**Brief:**
Search the entries below for the word "Credit" and copy every line where it appears.

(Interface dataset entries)

- - -

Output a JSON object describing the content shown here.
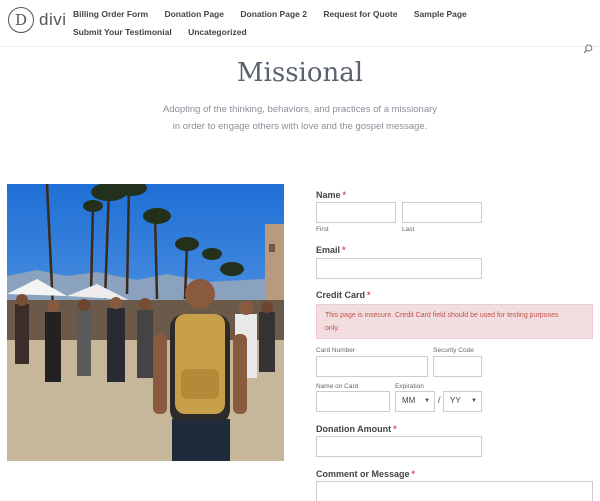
{
  "logo": {
    "letter": "D",
    "text": "divi"
  },
  "nav": [
    "Billing Order Form",
    "Donation Page",
    "Donation Page 2",
    "Request for Quote",
    "Sample Page",
    "Submit Your Testimonial",
    "Uncategorized"
  ],
  "page": {
    "title": "Missional",
    "subtitle_line1": "Adopting of the thinking, behaviors, and practices of a missionary",
    "subtitle_line2": "in order to engage others with love and the gospel message."
  },
  "form": {
    "name_label": "Name",
    "required_mark": "*",
    "first_label": "First",
    "last_label": "Last",
    "email_label": "Email",
    "cc_label": "Credit Card",
    "cc_alert_line1": "This page is insecure. Credit Card field should be used for testing purposes",
    "cc_alert_line2": "only.",
    "card_number_label": "Card Number",
    "security_code_label": "Security Code",
    "name_on_card_label": "Name on Card",
    "expiration_label": "Expiration",
    "month_value": "MM",
    "year_value": "YY",
    "slash": "/",
    "donation_label": "Donation Amount",
    "comment_label": "Comment or Message"
  },
  "colors": {
    "required": "#d9534f",
    "alert_bg": "#f2dede",
    "title": "#5a6170"
  }
}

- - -

**Finished exercise:**
    "cc_label": "Credit Card",
    "cc_alert_line1": "This page is insecure. Credit Card field should be used for testing purposes",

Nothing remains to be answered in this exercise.